“I know I’ve done this before but in a very different feeling, and I’m so grateful for everything that tennis has given me. It’s given me all of my dreams plus more, but I know that the time is right now for me to step away and chase other dreams and to put the racquets down.”
She added: “It’s something that I’ve been thinking about for a long time. I’ve had a lot of incredible moments in my career that has been pivotal moments. Wimbledon last year changed a lot for me as a person and me as an athlete – when you work so hard your whole life for one goal, I’ve been able to share that with so many incredible people.
“But to be able to win Wimbledon, which was my dream, the one true dream that I wanted in tennis, that really changed my perspective. I just had that gut feeling after Wimbledon and I’d spoken to my team quite a lot about it. There was just this little part of me that wasn’t quite satisfied, wasn’t quite fulfilled.
“Then came the challenge of the Australian Open, and I think that for me just feels like the most perfect way, my perfect way, to celebrate what an amazing journey my tennis career has been. As a person, this is what I want, I want to chase after some other dreams that I’ve wanted to do and always had that really healthy balance, but I’m really, really excited.”
Women’s Tennis Association chief executive Steve Simon said the tennis world would miss Barty who brought “unwavering professionalism and sportsmanship” to every match.
“We wish Ash only the very best and know that she will continue to be a tremendous ambassador for the sport of tennis as she embarks on this new chapter of her life,” he wrote in a statement.
Australian tennis player Thanasi Kokkinakis, who is also 25 and won the men’s doubles at the 2022 Australian Open, tweeted “Respect it” in response to Barty’s decision.
American tennis player Madison Keys, who Barty knocked out in the women’s singles semi-finals, congratulated the Aussie champion on an amazing career.
British tennis star Andy Murray said he was happy for Barty, but “gutted for tennis”.
While former world no. 1 Karolína Plíšková said it was a privilege to share a court with her.
“An incredible tennis player but more importantly one of the nicest people on tour,” she said.
Fellow Czech player Petra Kvitová said she was “so happy” to have been able to share the court with Barty and that tennis would never be the same without her.
“Ash, I have no words... actually you are showing your true class leaving tennis in this beautiful way,” she wrote.
Australian Prime Minister Scott Morrison also paid tribute to Barty.
“I particularly want to say thank you to you, Ash, for inspiring a generation of young people and particularly a generation of young Indigenous people in this country,” Mr. Morrison said.

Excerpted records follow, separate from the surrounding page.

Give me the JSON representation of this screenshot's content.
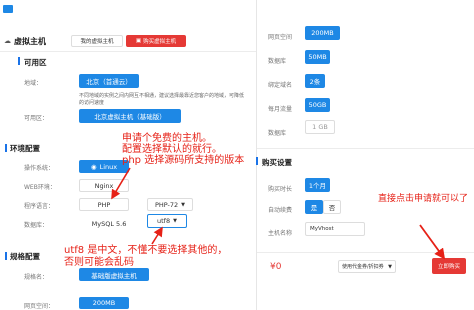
{
  "header": {
    "title": "虚拟主机",
    "my_hosts_btn": "我的虚拟主机",
    "buy_hosts_btn": "购买虚拟主机"
  },
  "availability": {
    "section_title": "可用区",
    "region_label": "地域：",
    "region_value": "北京（首通云）",
    "region_note_1": "不同地域的实例之间内网互不相通，建议选择最靠近您客户的地域，可降低",
    "region_note_2": "的访问速度",
    "zone_label": "可用区：",
    "zone_value": "北京虚拟主机（基础版）"
  },
  "environment": {
    "section_title": "环境配置",
    "os_label": "操作系统：",
    "os_value": "Linux",
    "web_label": "WEB环境：",
    "web_value": "Nginx",
    "lang_label": "程序语言：",
    "lang_value": "PHP",
    "lang_version": "PHP-72",
    "db_label": "数据库：",
    "db_value": "MySQL 5.6",
    "charset_value": "utf8"
  },
  "spec": {
    "section_title": "规格配置",
    "spec_label": "规格名：",
    "spec_value": "基础版虚拟主机",
    "space_label": "网页空间：",
    "space_value": "200MB"
  },
  "right_specs": {
    "web_space_label": "网页空间",
    "web_space_value": "200MB",
    "db_label": "数据库",
    "db_value": "50MB",
    "domain_label": "绑定域名",
    "domain_value": "2条",
    "traffic_label": "每月流量",
    "traffic_value": "50GB",
    "data_label": "数据库",
    "data_value": "1 GB"
  },
  "purchase": {
    "section_title": "购买设置",
    "duration_label": "购买时长",
    "duration_value": "1个月",
    "auto_renew_label": "自动续费",
    "auto_yes": "是",
    "auto_no": "否",
    "host_name_label": "主机名称",
    "host_name_value": "MyVhost",
    "price": "¥0",
    "coupon_value": "使用代金券/折扣券",
    "buy_button": "立即购买"
  },
  "annotations": {
    "note_free_1": "申请个免费的主机。",
    "note_free_2": "配置选择默认的就行。",
    "note_free_3": "php 选择源码所支持的版本",
    "note_utf8_1": "utf8 是中文，不懂不要选择其他的，",
    "note_utf8_2": "否则可能会乱码",
    "note_buy": "直接点击申请就可以了"
  },
  "colors": {
    "accent": "#1e88e5",
    "danger": "#e53935",
    "annotation": "#e62117"
  }
}
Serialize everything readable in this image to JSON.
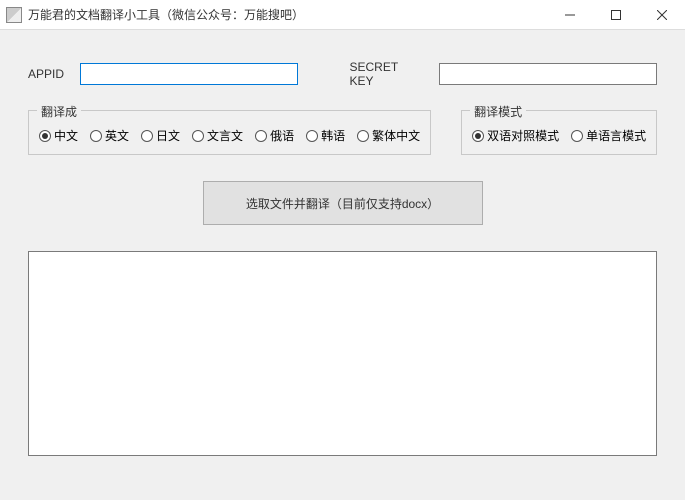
{
  "window": {
    "title": "万能君的文档翻译小工具（微信公众号：万能搜吧）"
  },
  "fields": {
    "appid_label": "APPID",
    "appid_value": "",
    "secret_label": "SECRET KEY",
    "secret_value": ""
  },
  "group_translate": {
    "legend": "翻译成",
    "options": [
      {
        "label": "中文",
        "checked": true
      },
      {
        "label": "英文",
        "checked": false
      },
      {
        "label": "日文",
        "checked": false
      },
      {
        "label": "文言文",
        "checked": false
      },
      {
        "label": "俄语",
        "checked": false
      },
      {
        "label": "韩语",
        "checked": false
      },
      {
        "label": "繁体中文",
        "checked": false
      }
    ]
  },
  "group_mode": {
    "legend": "翻译模式",
    "options": [
      {
        "label": "双语对照模式",
        "checked": true
      },
      {
        "label": "单语言模式",
        "checked": false
      }
    ]
  },
  "main_button": "选取文件并翻译（目前仅支持docx）",
  "output_value": ""
}
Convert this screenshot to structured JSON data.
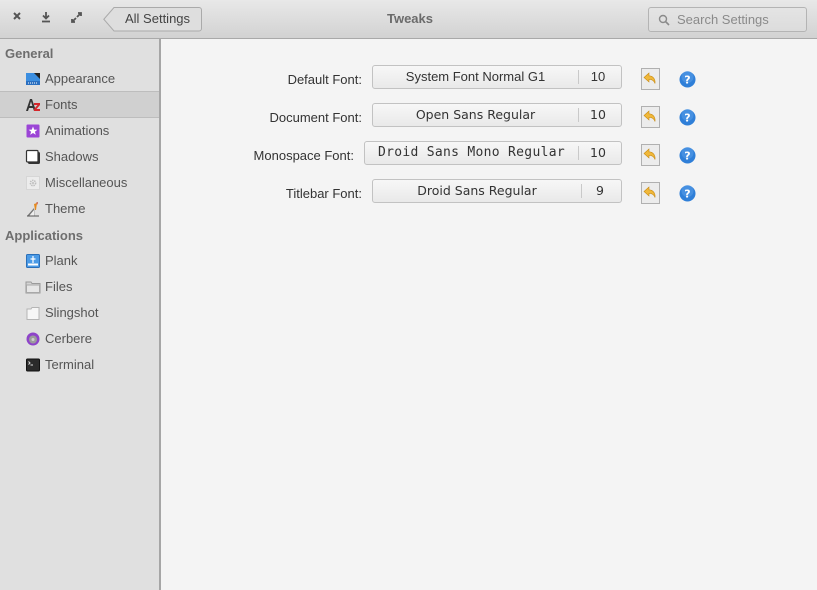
{
  "header": {
    "close_icon": "close-icon",
    "minimize_icon": "download-icon",
    "maximize_icon": "expand-icon",
    "back_label": "All Settings",
    "title": "Tweaks",
    "search_placeholder": "Search Settings",
    "search_value": ""
  },
  "sidebar": {
    "sections": [
      {
        "title": "General",
        "items": [
          {
            "label": "Appearance",
            "icon": "appearance-icon",
            "selected": false
          },
          {
            "label": "Fonts",
            "icon": "fonts-icon",
            "selected": true
          },
          {
            "label": "Animations",
            "icon": "animations-icon",
            "selected": false
          },
          {
            "label": "Shadows",
            "icon": "shadows-icon",
            "selected": false
          },
          {
            "label": "Miscellaneous",
            "icon": "miscellaneous-icon",
            "selected": false
          },
          {
            "label": "Theme",
            "icon": "theme-icon",
            "selected": false
          }
        ]
      },
      {
        "title": "Applications",
        "items": [
          {
            "label": "Plank",
            "icon": "plank-icon",
            "selected": false
          },
          {
            "label": "Files",
            "icon": "files-icon",
            "selected": false
          },
          {
            "label": "Slingshot",
            "icon": "slingshot-icon",
            "selected": false
          },
          {
            "label": "Cerbere",
            "icon": "cerbere-icon",
            "selected": false
          },
          {
            "label": "Terminal",
            "icon": "terminal-icon",
            "selected": false
          }
        ]
      }
    ]
  },
  "fonts": [
    {
      "label": "Default Font:",
      "font": "System Font Normal G1",
      "size": "10"
    },
    {
      "label": "Document Font:",
      "font": "Open Sans Regular",
      "size": "10"
    },
    {
      "label": "Monospace Font:",
      "font": "Droid Sans Mono Regular",
      "size": "10"
    },
    {
      "label": "Titlebar Font:",
      "font": "Droid Sans Regular",
      "size": "9"
    }
  ],
  "colors": {
    "help_blue": "#2f7fd8",
    "reset_yellow": "#f0b83a",
    "animations_purple": "#9b45d6",
    "appearance_blue": "#3b8ee0"
  }
}
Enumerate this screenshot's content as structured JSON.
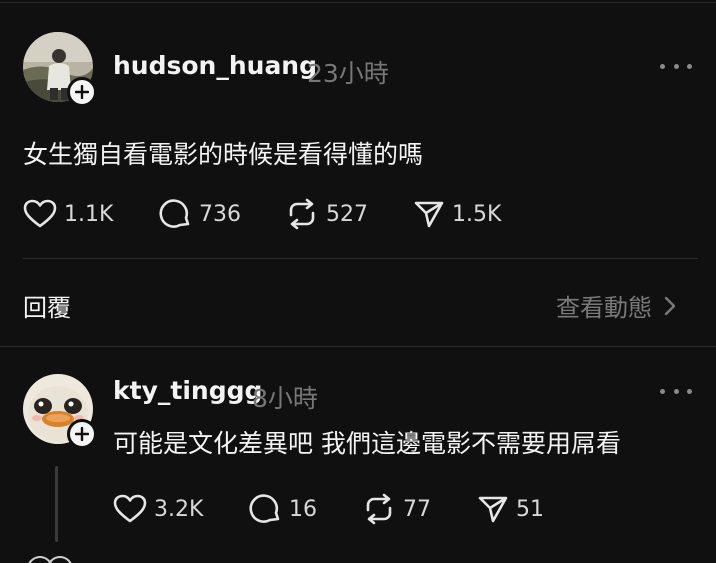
{
  "post": {
    "username": "hudson_huang",
    "time": "23小時",
    "text": "女生獨自看電影的時候是看得懂的嗎",
    "likes": "1.1K",
    "replies": "736",
    "reposts": "527",
    "shares": "1.5K"
  },
  "replies_bar": {
    "label": "回覆",
    "view_activity": "查看動態"
  },
  "reply": {
    "username": "kty_tinggg",
    "time": "8小時",
    "text": "可能是文化差異吧 我們這邊電影不需要用屌看",
    "likes": "3.2K",
    "replies": "16",
    "reposts": "77",
    "shares": "51"
  },
  "colors": {
    "background": "#101010",
    "text": "#f3f3f3",
    "muted": "#777777"
  }
}
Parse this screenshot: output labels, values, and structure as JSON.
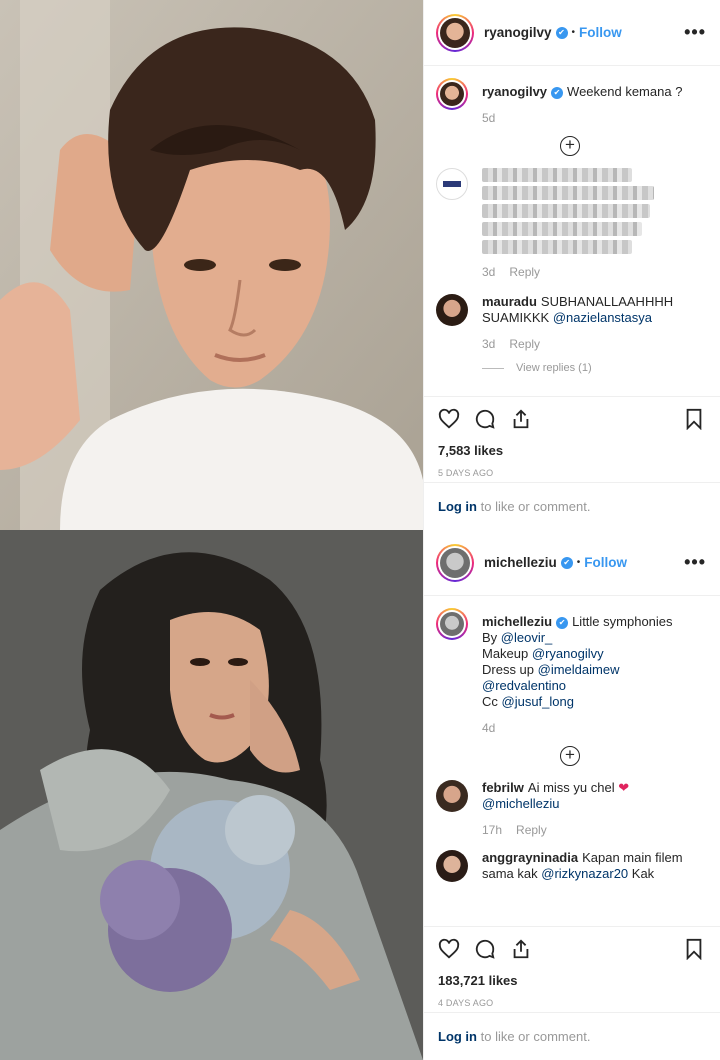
{
  "posts": [
    {
      "username": "ryanogilvy",
      "follow_label": "Follow",
      "dot": "•",
      "more": "•••",
      "caption": {
        "username": "ryanogilvy",
        "text": "Weekend kemana ?",
        "age": "5d"
      },
      "load_more": "+",
      "comments": [
        {
          "username": "",
          "blurred": true,
          "age": "3d",
          "reply": "Reply"
        },
        {
          "username": "mauradu",
          "text": "SUBHANALLAAHHHH SUAMIKKK",
          "mention": "@nazielanstasya",
          "age": "3d",
          "reply": "Reply",
          "view_replies": "View replies (1)"
        }
      ],
      "likes": "7,583 likes",
      "date": "5 DAYS AGO",
      "login_link": "Log in",
      "login_rest": " to like or comment."
    },
    {
      "username": "michelleziu",
      "follow_label": "Follow",
      "dot": "•",
      "more": "•••",
      "caption": {
        "username": "michelleziu",
        "text": "Little symphonies",
        "lines": [
          {
            "prefix": "By ",
            "mention": "@leovir_"
          },
          {
            "prefix": "Makeup ",
            "mention": "@ryanogilvy"
          },
          {
            "prefix": "Dress up ",
            "mention": "@imeldaimew"
          },
          {
            "prefix": "",
            "mention": "@redvalentino"
          },
          {
            "prefix": "Cc ",
            "mention": "@jusuf_long"
          }
        ],
        "age": "4d"
      },
      "load_more": "+",
      "comments": [
        {
          "username": "febrilw",
          "text": "Ai miss yu chel",
          "emoji": "❤",
          "mention": "@michelleziu",
          "age": "17h",
          "reply": "Reply"
        },
        {
          "username": "anggrayninadia",
          "text": "Kapan main filem sama kak",
          "mention": "@rizkynazar20",
          "suffix": " Kak"
        }
      ],
      "likes": "183,721 likes",
      "date": "4 DAYS AGO",
      "login_link": "Log in",
      "login_rest": " to like or comment."
    }
  ],
  "colors": {
    "accent": "#3897f0",
    "mention": "#003569",
    "muted": "#999999"
  },
  "icons": [
    "heart-icon",
    "comment-icon",
    "share-icon",
    "bookmark-icon",
    "verified-badge-icon",
    "more-options-icon",
    "add-comment-icon"
  ]
}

“You are all class, your commitment to excellence in your chosen field in tennis … I’m sure anything you turn your hand to you are going to be a great success, and I have no doubt that will be the case as you go forward with the next chapters in your life.”